Many times in personal injury law it is crucial to determined whether someone is an employee or an independent contractor. This issue most commonly arises when determining legal duty, and ultimately liability for negligence and personal injuries.
One is an independent contractor if the facts of the case indicate a person or group controls the physical details of the work independently of another person or group. Murrell v. Goertz, 597 P.2d 1223, 1225 (Okla. 1979); Dodd v. Rush, 406 P.2d 261 (Okla. 1965). If the evidence concerning “the status of a party defendant [as an independent contractor] is reasonably susceptible of but a single inference, the question is one purely to be decided by the court.” Id. at 1225.

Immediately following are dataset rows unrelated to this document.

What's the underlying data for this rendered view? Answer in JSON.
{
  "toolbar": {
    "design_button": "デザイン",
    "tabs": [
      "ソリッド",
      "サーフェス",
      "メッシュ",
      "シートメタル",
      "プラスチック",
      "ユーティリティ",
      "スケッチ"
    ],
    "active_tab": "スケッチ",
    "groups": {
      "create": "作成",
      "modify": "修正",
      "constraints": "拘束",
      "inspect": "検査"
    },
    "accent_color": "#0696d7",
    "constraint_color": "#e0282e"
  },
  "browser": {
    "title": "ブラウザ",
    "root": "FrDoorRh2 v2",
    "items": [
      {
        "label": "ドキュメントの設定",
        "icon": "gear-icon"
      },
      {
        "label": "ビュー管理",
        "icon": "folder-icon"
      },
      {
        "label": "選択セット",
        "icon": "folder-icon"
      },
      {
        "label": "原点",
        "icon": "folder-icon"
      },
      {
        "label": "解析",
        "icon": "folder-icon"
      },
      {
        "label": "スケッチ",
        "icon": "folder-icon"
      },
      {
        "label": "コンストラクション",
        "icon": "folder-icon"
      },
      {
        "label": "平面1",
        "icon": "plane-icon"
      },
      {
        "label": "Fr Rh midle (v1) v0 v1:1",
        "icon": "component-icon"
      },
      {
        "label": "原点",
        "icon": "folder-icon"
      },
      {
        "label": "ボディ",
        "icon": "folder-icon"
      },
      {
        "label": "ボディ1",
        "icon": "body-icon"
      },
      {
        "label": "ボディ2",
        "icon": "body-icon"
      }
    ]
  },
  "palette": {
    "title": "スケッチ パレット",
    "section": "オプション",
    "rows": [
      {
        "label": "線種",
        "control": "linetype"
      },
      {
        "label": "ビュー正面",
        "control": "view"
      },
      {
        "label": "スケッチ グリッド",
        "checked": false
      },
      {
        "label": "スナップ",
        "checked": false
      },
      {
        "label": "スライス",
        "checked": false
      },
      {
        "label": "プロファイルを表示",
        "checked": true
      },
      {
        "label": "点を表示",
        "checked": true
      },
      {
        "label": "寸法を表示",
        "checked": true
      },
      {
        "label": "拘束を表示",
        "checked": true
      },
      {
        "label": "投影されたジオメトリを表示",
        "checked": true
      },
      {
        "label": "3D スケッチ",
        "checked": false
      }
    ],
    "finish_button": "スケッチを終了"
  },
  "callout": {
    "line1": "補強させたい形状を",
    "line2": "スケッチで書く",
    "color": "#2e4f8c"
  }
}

Although the right to control the physical details of the work is the decisive test, other factors have been enumerated by the Court in determining whether the person is an employee, servant, agent or independent contractor. Other factors include whether the nature of the contract between the parties is oral or written; whether or not the employee is engaged in a distinct occupation or business and whether he carries on such occupations or business for others; whether the employer or the workman supplies the instrumentalities, tools and the place or work for the person doing the work; the length of time for which the person is employed; whether the method of payment is by month or by the job; whether or not the work is part of the regular business of the employer; whether or not the parties believe they are creating a relationship of master and servant; and whether the parties have the right to terminate the relationship without liability. See Hartings v. Benham Engineering Co., 519 P.2d 932 (Okla. App. 1974); Morain v. Lollis, 371 P.2d 473 (Okla. 1962); Mistletoe Express Service v. Culp, 353 P.2d 9 (Okla. 1959).
The question of whether one is an independent contractor or employee must be determined by the facts peculiar to each case. See Fuller White Chevrolet Co. v. Graham, 355 P.2d 557 (Okla. 1960); Cities Service Oil Co. v. Powers, 119 P.2d 81 (Okla. 1941); Barnsdall Refining Co. v. State Industrial Commission, 21 P.2d 749 (Okla. 1933).